→ **ASSIGNMENT**
Starting with the line that contains "Parse this screenshot: output", set down each line through the end of the entries below, exactly and with nothing added.

** SOURCE MATERIAL follows **

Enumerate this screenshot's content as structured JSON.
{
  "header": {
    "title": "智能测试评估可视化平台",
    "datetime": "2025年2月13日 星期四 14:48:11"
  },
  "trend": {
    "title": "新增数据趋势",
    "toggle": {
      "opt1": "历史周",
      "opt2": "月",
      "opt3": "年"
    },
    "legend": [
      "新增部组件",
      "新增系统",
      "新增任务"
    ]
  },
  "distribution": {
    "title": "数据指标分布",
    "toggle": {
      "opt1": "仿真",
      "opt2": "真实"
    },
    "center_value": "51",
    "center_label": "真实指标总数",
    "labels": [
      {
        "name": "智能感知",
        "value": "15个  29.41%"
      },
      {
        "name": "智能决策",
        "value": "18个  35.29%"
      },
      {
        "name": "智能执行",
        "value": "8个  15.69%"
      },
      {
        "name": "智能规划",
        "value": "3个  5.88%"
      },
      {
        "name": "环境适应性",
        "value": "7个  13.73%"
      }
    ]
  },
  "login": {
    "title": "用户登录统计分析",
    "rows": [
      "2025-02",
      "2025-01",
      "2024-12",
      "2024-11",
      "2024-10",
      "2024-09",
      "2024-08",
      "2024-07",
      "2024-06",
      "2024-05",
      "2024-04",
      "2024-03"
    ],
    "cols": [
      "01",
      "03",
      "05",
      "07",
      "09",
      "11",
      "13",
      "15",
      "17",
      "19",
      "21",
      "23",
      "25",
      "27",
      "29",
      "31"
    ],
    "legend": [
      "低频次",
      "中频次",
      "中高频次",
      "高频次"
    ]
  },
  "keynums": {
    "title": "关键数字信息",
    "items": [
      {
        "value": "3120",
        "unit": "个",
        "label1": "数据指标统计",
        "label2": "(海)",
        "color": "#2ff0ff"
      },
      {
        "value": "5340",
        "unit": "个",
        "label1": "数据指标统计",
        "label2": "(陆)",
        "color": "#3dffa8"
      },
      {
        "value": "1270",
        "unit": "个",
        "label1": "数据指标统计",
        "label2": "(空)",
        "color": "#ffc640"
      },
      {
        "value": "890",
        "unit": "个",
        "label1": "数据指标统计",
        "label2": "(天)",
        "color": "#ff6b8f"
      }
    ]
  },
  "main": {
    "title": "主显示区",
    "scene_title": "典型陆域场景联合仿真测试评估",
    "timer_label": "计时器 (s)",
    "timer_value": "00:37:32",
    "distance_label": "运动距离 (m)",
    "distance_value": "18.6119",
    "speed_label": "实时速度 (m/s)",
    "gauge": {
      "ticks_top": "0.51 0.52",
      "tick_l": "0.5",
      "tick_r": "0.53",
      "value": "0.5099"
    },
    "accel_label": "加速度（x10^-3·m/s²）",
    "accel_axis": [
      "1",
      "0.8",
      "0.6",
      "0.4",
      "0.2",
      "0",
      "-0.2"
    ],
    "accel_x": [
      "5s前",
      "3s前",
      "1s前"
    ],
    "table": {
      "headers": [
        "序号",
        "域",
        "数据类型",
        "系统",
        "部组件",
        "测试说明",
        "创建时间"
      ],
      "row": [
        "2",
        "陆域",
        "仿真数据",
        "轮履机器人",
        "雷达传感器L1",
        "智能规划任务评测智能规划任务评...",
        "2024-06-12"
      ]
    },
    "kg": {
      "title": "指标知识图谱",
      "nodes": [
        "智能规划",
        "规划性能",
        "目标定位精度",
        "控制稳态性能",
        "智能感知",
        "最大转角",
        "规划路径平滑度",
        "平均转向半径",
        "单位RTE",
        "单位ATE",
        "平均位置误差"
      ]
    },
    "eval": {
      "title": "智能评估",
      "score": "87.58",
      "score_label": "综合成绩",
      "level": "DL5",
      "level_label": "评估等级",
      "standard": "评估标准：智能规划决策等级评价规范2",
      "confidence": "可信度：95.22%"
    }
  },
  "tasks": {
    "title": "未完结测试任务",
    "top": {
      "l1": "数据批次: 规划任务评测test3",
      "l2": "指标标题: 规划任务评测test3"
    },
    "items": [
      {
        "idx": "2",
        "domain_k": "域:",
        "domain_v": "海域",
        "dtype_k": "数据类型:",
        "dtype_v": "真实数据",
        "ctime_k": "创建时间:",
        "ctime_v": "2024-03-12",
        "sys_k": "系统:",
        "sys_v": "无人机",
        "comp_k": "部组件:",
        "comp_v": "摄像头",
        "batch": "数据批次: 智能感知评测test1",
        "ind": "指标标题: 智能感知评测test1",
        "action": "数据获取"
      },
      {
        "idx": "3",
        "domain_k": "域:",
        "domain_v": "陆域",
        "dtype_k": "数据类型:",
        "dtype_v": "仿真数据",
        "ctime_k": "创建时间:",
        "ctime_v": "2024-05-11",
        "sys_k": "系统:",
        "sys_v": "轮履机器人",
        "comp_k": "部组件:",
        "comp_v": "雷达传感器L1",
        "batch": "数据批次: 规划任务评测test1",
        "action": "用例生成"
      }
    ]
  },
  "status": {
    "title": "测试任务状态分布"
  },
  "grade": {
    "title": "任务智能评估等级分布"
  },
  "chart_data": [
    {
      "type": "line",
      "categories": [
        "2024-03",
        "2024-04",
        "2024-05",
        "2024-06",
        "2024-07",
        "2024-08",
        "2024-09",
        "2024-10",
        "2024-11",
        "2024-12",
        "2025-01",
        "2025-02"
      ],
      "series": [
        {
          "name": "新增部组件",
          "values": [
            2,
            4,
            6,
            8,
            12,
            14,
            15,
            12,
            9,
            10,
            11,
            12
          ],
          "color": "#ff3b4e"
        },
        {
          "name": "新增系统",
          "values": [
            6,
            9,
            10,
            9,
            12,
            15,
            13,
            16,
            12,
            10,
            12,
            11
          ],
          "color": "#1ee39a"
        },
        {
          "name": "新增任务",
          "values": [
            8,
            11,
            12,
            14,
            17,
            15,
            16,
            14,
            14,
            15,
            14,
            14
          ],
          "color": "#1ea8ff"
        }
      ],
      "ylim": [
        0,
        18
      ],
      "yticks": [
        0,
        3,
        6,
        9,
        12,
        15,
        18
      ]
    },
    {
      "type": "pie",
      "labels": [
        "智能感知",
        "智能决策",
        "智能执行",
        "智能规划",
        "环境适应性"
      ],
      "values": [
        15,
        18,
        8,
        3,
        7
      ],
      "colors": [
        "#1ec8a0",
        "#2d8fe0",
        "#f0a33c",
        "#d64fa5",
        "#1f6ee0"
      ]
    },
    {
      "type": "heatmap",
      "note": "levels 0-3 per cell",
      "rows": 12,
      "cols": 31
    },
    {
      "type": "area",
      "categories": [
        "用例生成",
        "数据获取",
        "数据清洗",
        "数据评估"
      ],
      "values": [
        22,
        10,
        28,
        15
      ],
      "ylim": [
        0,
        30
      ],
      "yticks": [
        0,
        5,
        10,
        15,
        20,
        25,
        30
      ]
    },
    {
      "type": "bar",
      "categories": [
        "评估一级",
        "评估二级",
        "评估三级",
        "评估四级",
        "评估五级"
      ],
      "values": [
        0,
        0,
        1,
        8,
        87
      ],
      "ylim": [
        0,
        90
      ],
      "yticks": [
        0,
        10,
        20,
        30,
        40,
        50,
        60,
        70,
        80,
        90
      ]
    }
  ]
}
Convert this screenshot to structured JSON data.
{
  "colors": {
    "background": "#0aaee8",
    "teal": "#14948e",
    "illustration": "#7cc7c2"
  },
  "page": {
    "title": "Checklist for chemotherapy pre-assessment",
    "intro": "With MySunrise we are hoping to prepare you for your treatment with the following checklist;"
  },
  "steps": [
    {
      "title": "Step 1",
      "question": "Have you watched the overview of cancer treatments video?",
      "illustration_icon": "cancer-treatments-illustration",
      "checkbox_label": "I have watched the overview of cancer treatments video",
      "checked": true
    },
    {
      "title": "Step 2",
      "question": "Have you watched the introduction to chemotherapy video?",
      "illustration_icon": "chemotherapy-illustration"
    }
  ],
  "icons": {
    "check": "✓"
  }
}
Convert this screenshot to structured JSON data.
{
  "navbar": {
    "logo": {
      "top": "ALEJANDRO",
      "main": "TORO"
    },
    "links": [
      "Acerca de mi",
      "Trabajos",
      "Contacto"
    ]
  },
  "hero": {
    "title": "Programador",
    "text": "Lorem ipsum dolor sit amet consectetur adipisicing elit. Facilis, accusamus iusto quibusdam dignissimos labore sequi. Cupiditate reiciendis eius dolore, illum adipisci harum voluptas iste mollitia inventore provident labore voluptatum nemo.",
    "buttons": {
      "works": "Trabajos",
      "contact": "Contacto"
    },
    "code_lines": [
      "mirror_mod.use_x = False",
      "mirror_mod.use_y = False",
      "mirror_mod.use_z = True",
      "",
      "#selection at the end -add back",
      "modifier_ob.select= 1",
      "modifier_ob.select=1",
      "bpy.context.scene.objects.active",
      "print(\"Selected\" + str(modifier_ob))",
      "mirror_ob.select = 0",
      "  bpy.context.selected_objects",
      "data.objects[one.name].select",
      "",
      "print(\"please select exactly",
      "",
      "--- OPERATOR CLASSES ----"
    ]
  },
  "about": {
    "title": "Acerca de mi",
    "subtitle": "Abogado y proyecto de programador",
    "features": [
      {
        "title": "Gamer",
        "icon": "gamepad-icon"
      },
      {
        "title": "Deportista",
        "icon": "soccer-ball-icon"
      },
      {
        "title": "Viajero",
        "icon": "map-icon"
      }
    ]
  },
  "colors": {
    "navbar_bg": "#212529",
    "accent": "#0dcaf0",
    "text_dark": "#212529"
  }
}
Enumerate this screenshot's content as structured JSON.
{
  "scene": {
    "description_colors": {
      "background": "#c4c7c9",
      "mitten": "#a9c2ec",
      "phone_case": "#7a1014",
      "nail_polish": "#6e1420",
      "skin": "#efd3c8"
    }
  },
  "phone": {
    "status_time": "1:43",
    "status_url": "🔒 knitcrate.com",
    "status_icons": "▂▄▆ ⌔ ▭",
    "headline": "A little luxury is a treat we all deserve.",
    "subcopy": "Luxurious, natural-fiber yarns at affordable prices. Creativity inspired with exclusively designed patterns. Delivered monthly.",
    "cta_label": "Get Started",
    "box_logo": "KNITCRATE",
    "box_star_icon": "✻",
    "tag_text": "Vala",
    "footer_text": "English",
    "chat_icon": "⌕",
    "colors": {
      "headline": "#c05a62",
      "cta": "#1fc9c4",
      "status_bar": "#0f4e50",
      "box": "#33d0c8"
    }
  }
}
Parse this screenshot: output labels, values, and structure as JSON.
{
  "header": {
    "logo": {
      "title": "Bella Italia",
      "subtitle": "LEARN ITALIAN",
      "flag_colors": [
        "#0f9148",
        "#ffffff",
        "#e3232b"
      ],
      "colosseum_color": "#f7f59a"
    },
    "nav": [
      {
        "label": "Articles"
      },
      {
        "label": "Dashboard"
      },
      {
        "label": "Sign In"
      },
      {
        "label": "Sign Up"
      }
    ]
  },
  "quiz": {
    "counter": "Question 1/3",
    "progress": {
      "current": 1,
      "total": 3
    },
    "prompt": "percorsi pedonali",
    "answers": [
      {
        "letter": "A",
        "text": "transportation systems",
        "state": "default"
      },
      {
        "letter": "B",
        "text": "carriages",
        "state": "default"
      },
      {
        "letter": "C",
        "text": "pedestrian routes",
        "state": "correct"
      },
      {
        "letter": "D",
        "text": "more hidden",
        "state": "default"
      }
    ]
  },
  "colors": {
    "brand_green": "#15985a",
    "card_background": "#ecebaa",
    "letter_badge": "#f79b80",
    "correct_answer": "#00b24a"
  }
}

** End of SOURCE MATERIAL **

→ **OUTPUT FOR THIS TASK**
Parse this screenshot: output labels, values, and structure as JSON.
{
  "header": {
    "logo": {
      "title": "Bella Italia",
      "subtitle": "LEARN ITALIAN",
      "flag_colors": [
        "#0f9148",
        "#ffffff",
        "#e3232b"
      ],
      "colosseum_color": "#f7f59a"
    },
    "nav": [
      {
        "label": "Articles"
      },
      {
        "label": "Dashboard"
      },
      {
        "label": "Sign In"
      },
      {
        "label": "Sign Up"
      }
    ]
  },
  "quiz": {
    "counter": "Question 1/3",
    "progress": {
      "current": 1,
      "total": 3
    },
    "prompt": "percorsi pedonali",
    "answers": [
      {
        "letter": "A",
        "text": "transportation systems",
        "state": "default"
      },
      {
        "letter": "B",
        "text": "carriages",
        "state": "default"
      },
      {
        "letter": "C",
        "text": "pedestrian routes",
        "state": "correct"
      },
      {
        "letter": "D",
        "text": "more hidden",
        "state": "default"
      }
    ]
  },
  "colors": {
    "brand_green": "#15985a",
    "card_background": "#ecebaa",
    "letter_badge": "#f79b80",
    "correct_answer": "#00b24a"
  }
}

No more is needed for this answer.